Some traffic circles allow pedestrians to cross into central island
Splitter island
Required
Optional
Parking
No parking within or close to the yield line
On larger traffic circles, parking is sometimes allowed within the circulating roadway
Modern Roundabout
Traffic Circle
Modern Roundabout
Traffic Circle
Instructional How-to
Navigating a Single-lane Roundabout   Navigating a Multi-lane Roundabout
     

As you approach the roundabout, you will see a yellow “roundabout ahead” sign with the advisory speed limit. (See sign below)

Slow down as you approach the roundabout, and watch for pedestrians in the crosswalk.

Continue toward the roundabout and look to your LEFT as you near the yield sign and dashed yield lane at the entrance to the roundabout. YIELD to the traffic already in the roundabout.

Once a gap large enough for you and your vehicle appears, enter the roundabout and proceed to your exit. If there is no traffic in the roundabout when you approach, you may enter WITHOUT having to yield.

Look for pedestrians and use your turn single to indicate your intention to exit.

What about trucks, R.V.'s or vehicles with trailers? Roundabouts are designed to accommodate vehicles of all sizes, including emergency vehicles, buses, farm equipment, and semi-trucks. A special “truck apron” around the central island acts as an extra lane for large vehicles. The back wheels can ride up on the truck apron, allowing the large vehicle to easily complete the turn, while discouraging use by smaller vehicles. In multilane roundabouts, because large vehicles may need extra room to complete their turn, drivers should give special consideration to these vehicles and never ride adjacent to large vehicles in roundabouts.

 

 

In multi-lane roundabouts, you will see two signs as you approach.
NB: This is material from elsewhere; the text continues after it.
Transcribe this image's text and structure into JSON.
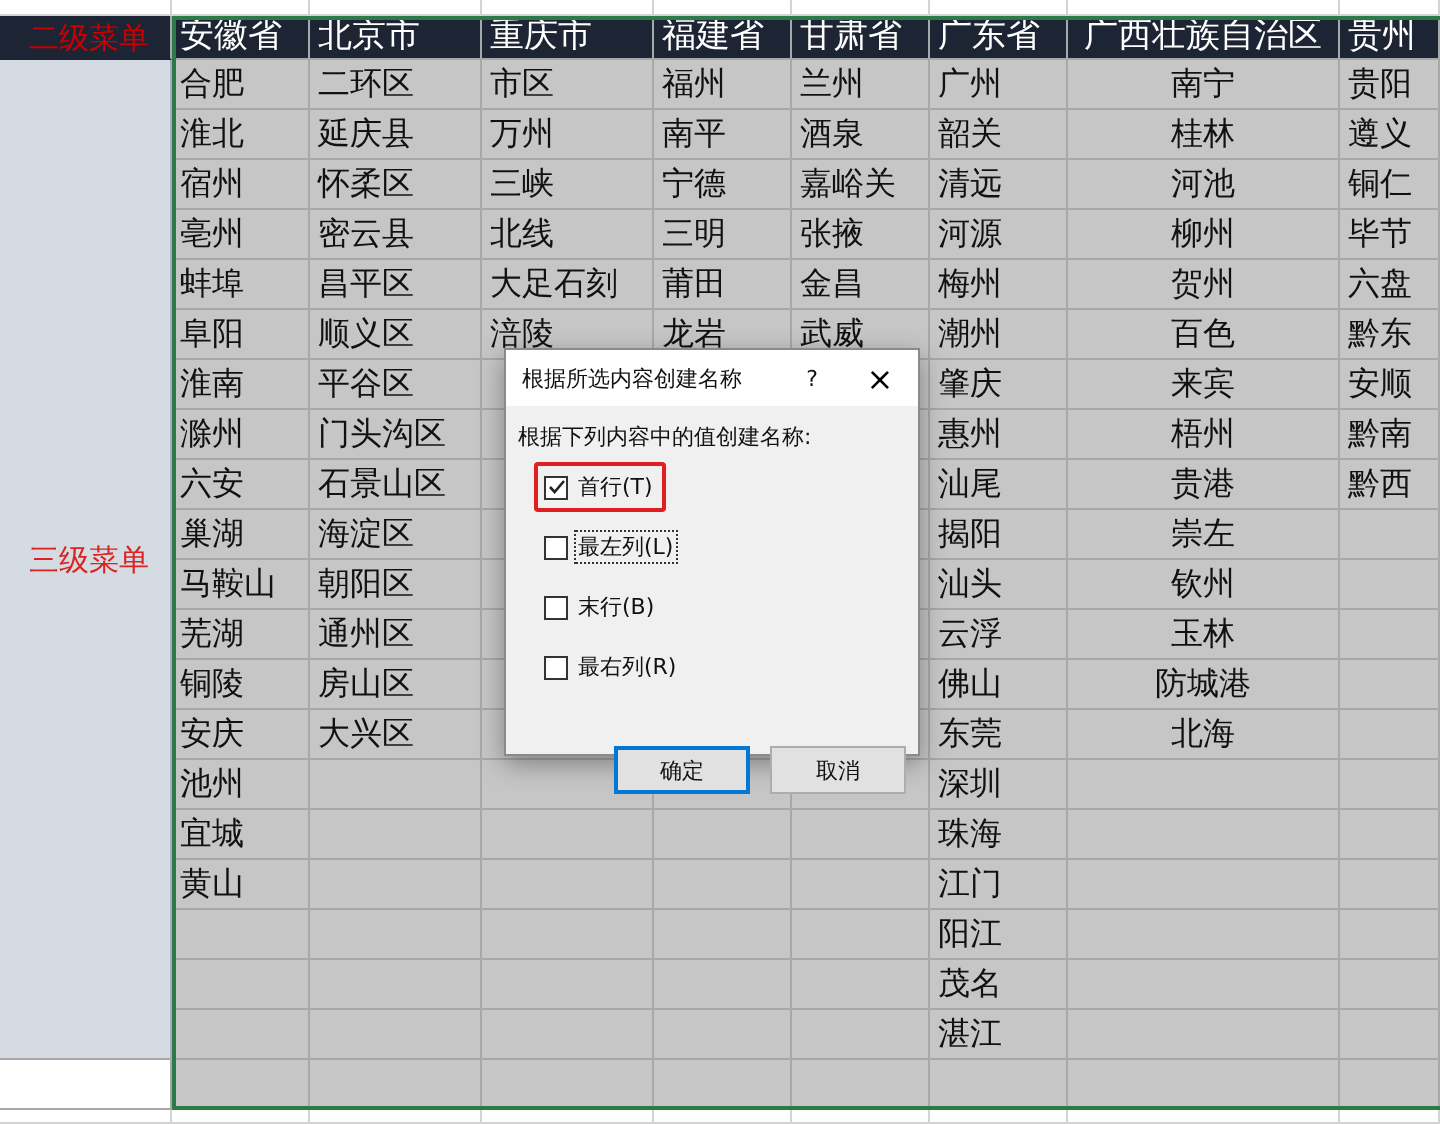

The yellow “roundabout ahead” and a black and white “lane choice” sign. You MUST choose your lane prior to entering the roundabout.

You choose your lane the same way you would a traditional intersection. To go straight or right, get in the right lane. To go straight or left, get in the left lane. Drivers can also make U-turns from the left lane.

Once you have selected your lane, watch for pedestrians in the crosswalk as you approach the roundabout.

At the dashed yield line, look to your LEFT and YIELD to drivers already within the roundabout. REMEMBER: in a multilane roundabout, you must yield to BOTH LANES of traffic.

Once a gap appears in the traffic, safely merge into the roundabout and proceed to your exit. Look for pedestrians upon exiting, and use your turn single to indicate your intention before you exit. If there is no traffic within the roundabout upon approach, you may enter without yielding.

What about emergency vehicles?

If you have not entered the roundabout:
Drivers should pull all the way to the side of the traffic lane and let the emergency vehicle pass, just as you normally would.

If you are within the roundabout and an emergency vehicle approaches:
Drivers should exit the roundabout FIRST before pulling over to allow the emergency vehicle to pass.

Roundabout Ahead Sign
Advisory Speed Limit Sign
Multi-Lane Roundabout Lane Choice Sign
Roundabout Ahead Sign
15 MPH
Multi-lane Sign
   
Videos
MACOG Roundabout Spot
 
USDOT FHWA - Modern Roundabouts: A Safer Choice
     
 
     
MCCOG
 
Contact Us
Madison County Council of Governments
16 East 9th Street, Room 100
Anderson, IN 46016
765.641.9482
www.mccog.net